▶ **What is expected**:
Below are records with pictures in them; print them exactly, omitting the pictures.

(Component data from apps and pages)

-----

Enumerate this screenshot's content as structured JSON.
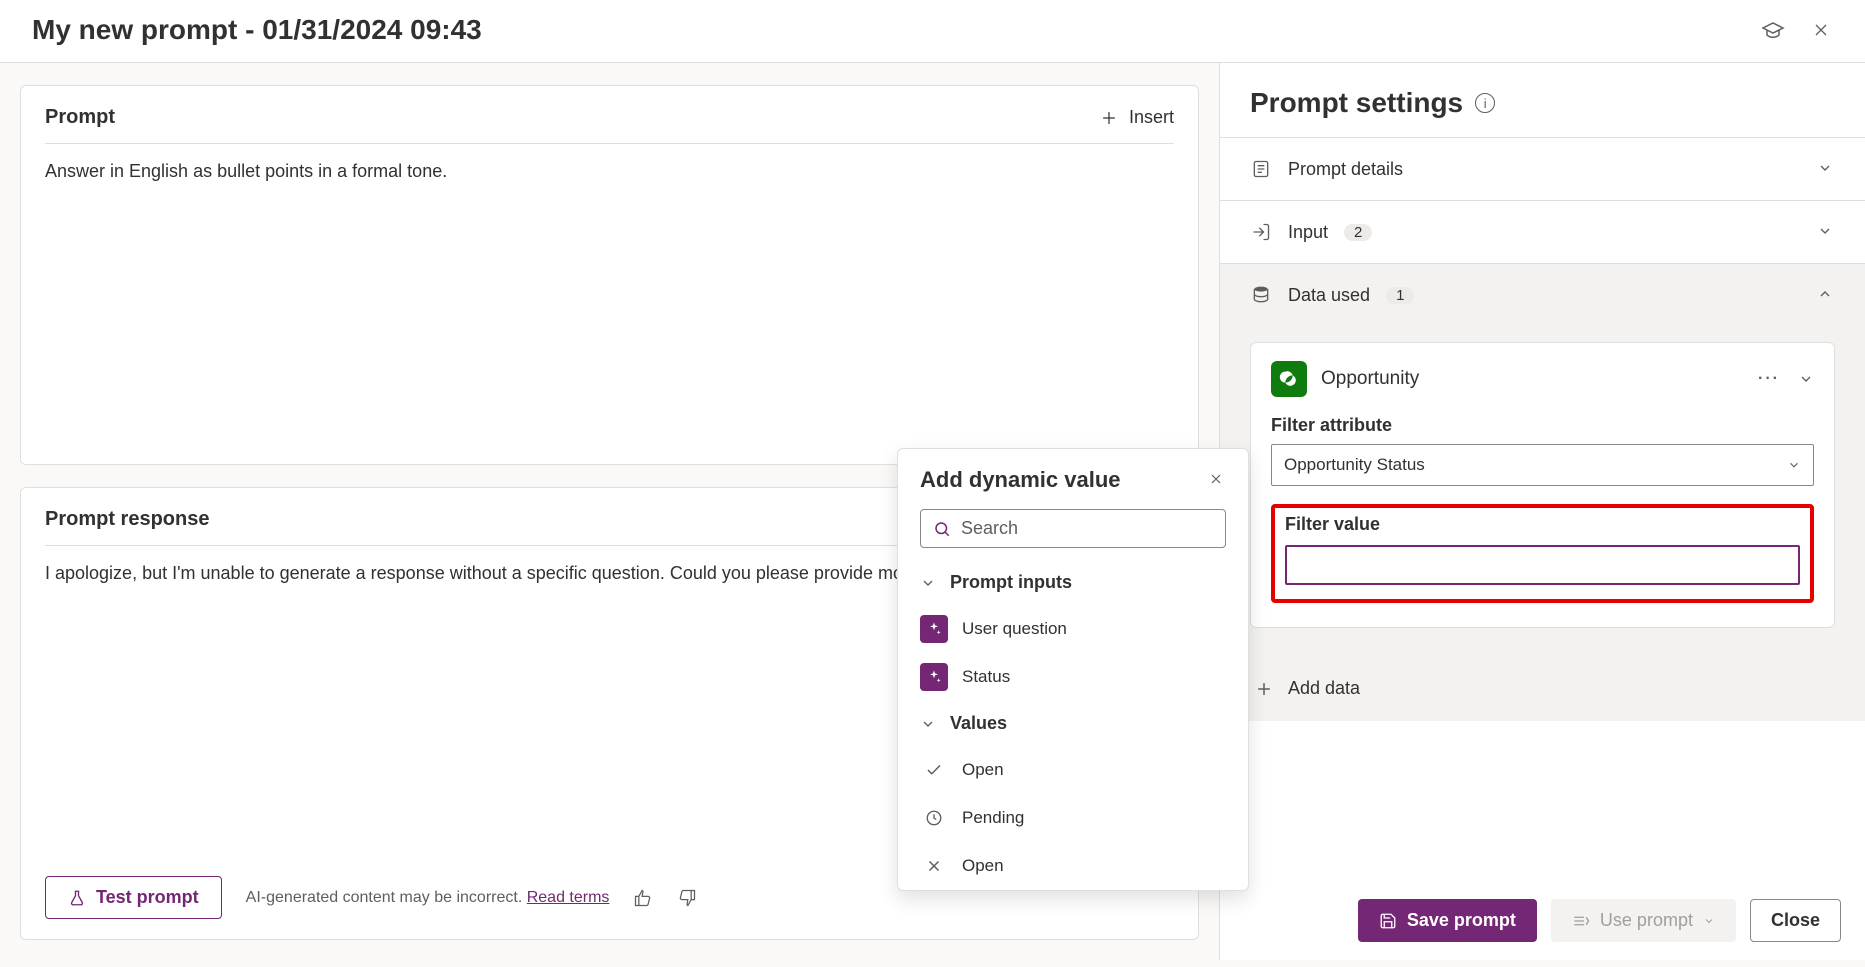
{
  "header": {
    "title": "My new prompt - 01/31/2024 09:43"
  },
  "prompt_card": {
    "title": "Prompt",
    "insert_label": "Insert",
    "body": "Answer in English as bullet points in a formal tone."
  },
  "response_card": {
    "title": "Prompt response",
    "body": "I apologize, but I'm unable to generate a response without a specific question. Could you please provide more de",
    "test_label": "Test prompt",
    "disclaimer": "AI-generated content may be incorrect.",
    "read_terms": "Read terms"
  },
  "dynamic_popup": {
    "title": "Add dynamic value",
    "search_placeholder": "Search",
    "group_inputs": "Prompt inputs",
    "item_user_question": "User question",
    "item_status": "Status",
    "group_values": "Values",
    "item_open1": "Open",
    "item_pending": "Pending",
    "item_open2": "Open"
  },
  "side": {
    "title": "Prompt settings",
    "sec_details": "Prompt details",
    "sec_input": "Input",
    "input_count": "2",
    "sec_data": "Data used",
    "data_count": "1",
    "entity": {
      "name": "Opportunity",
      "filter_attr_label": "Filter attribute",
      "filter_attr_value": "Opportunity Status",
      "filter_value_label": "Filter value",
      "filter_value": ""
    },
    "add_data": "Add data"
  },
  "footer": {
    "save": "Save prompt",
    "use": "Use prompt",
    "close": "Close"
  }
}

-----

▶ **Final answer**:
Enumerate this screenshot's content as structured JSON.
{
  "header": {
    "title": "My new prompt - 01/31/2024 09:43"
  },
  "prompt_card": {
    "title": "Prompt",
    "insert_label": "Insert",
    "body": "Answer in English as bullet points in a formal tone."
  },
  "response_card": {
    "title": "Prompt response",
    "body": "I apologize, but I'm unable to generate a response without a specific question. Could you please provide more de",
    "test_label": "Test prompt",
    "disclaimer": "AI-generated content may be incorrect.",
    "read_terms": "Read terms"
  },
  "dynamic_popup": {
    "title": "Add dynamic value",
    "search_placeholder": "Search",
    "group_inputs": "Prompt inputs",
    "item_user_question": "User question",
    "item_status": "Status",
    "group_values": "Values",
    "item_open1": "Open",
    "item_pending": "Pending",
    "item_open2": "Open"
  },
  "side": {
    "title": "Prompt settings",
    "sec_details": "Prompt details",
    "sec_input": "Input",
    "input_count": "2",
    "sec_data": "Data used",
    "data_count": "1",
    "entity": {
      "name": "Opportunity",
      "filter_attr_label": "Filter attribute",
      "filter_attr_value": "Opportunity Status",
      "filter_value_label": "Filter value",
      "filter_value": ""
    },
    "add_data": "Add data"
  },
  "footer": {
    "save": "Save prompt",
    "use": "Use prompt",
    "close": "Close"
  }
}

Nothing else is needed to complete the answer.